Opponents often speak of how tiring it is to keep up with Pacquiao in the ring. American Tim Bradley has elite level conditioning and was exhausted after four rounds in both of his fights against Pacquiao. If Manny can "beat the brakes" off Mayweather early and wear him out, the fight will be his for the taking. If Mayweather can impose his defensive advantages and turn them into offensive opportunities, he will win the bout on points. What I am expecting is a legacy struggle. Both combatants are in that rarest of position in the sport of boxing where a win is worth so much more than just a world title belt or a better place in the current pound for pound ratings. This one is for "all time" history and perhaps it will be the fighter most aware of what's truly at stake who will win.

Head to Head
Ten Key Categories

Defense: Mayweather
Power: Pacquiao
Chin: Mayweather
Accuracy: Mayweather
Hand Speed: Pacquiao
Legs: Mayweather
Foot Speed: Pacquiao
Training Quality: Pacquiao
Elite Experience: Pacquiao
Counterpunching: Mayweather

PREDICTION: Does it help to carry the hopes and dreams of an entire nation into battle with you? Can Mayweather beat Pacquiao—and "Pride of Dedham, MA" Freddie Roach? Yes and no. Pacquiao somehow scores a tricky balance knockdown early for a critical 10-8 round and wins a close split decision. Offense overcomes defense but not by much. There will be those who say Mayweather won and those who agree with the Las Vegas judges. Maybe there will be a rematch and maybe there won't be, but when history looks back on the whole of Mayweather and Pacquiao, it will remember who tried to avoid the fight—and who finally won it.

The more things change, the more they stay the same.

Someday they'll get it on and settle it then
Amir Khan still doesn't want to fight Tim Bradley. It's now being reported that Khan turned down a proposed 2015 Bradley bout in favor of facing Chris Algieri. Back in 2011, when Bradley was in training for the Joel Casamayor fight, I asked "Desert Storm" about Khan, queried who's ducking who, and quizzed Bradley on their history of going back and forth but never fighting.

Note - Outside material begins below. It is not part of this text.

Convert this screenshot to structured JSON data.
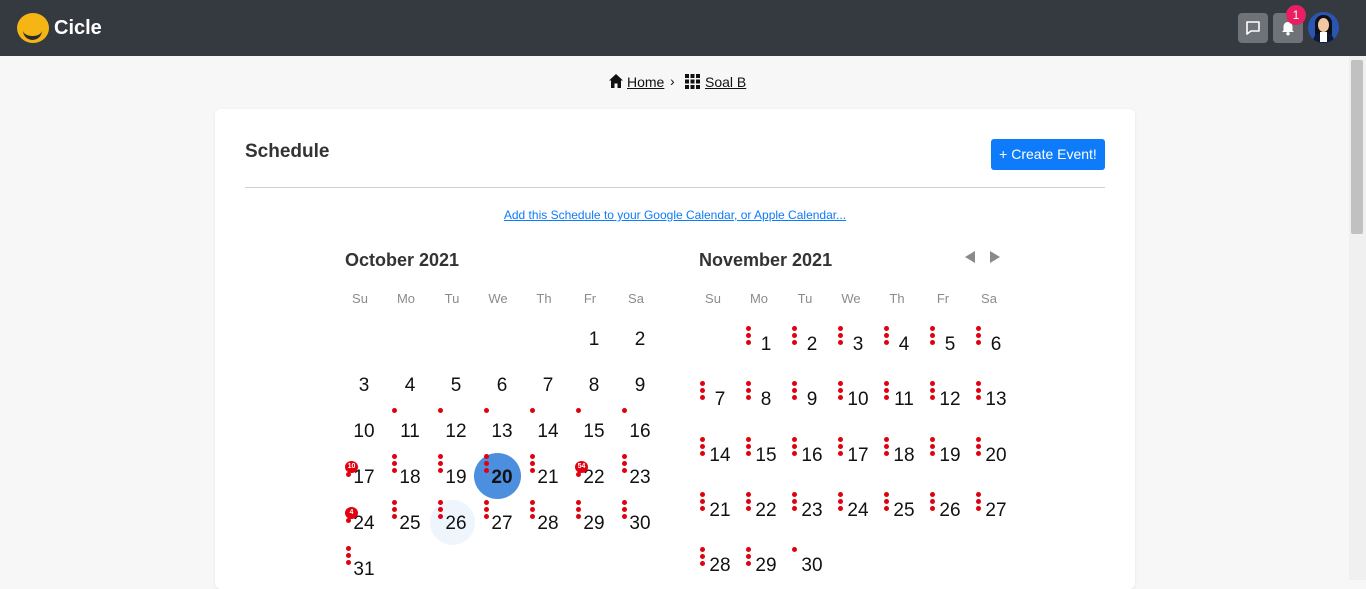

Bradley told KO, "One day, me and Khan will get it on in the ring and we can settle it then but I was supposed to fight Khan way before, in fact I was supposed to fight him after I fought Lamont Peterson but then Khan went on to sign with Golden Boy and Golden Boy didn't want no part of it. He ducked me first! We tried to make the deal, we kept calling but they never picked up. When the time is right, me and Khan will settle our differences, and we're gonna get it on."

According to King Khan, the time is still not right.

Lee is a never say die Irish warrior
Irish Eyes Are Smiling -- WBO middleweight champion Andy Lee keeps his promises and lives up to the lofty expectations that were set for him by late trainer and mentor Emanuel Steward. Back in 2011, when he was getting ready for the Brian Vera rematch (Vera stopped Lee in seven rounds back in 2008) I asked Lee about his recent do-or-die win against Craig McEwan in March of that year. After having live covered that memorable battle at MGM Grand Foxwoods, I was interested in Lee's outlook on the sport of boxing and where he sees himself fitting in. Are you a come-from-behind brawler or really a boxer? 

Lee told me, "I have shown in the past that I have what it takes to do both. I showed that I have what it takes to come back and dig in at the end. That [win over McEwan] gave me great belief in myself that if I have to do that, no matter how desperate the situation, I have it inside myself. There is no quit in me. I'll keep fighting until the end. If I have to go to war, I'll go to war."

Lee faces Peter Quillin on April 11 in Brooklyn on NBC.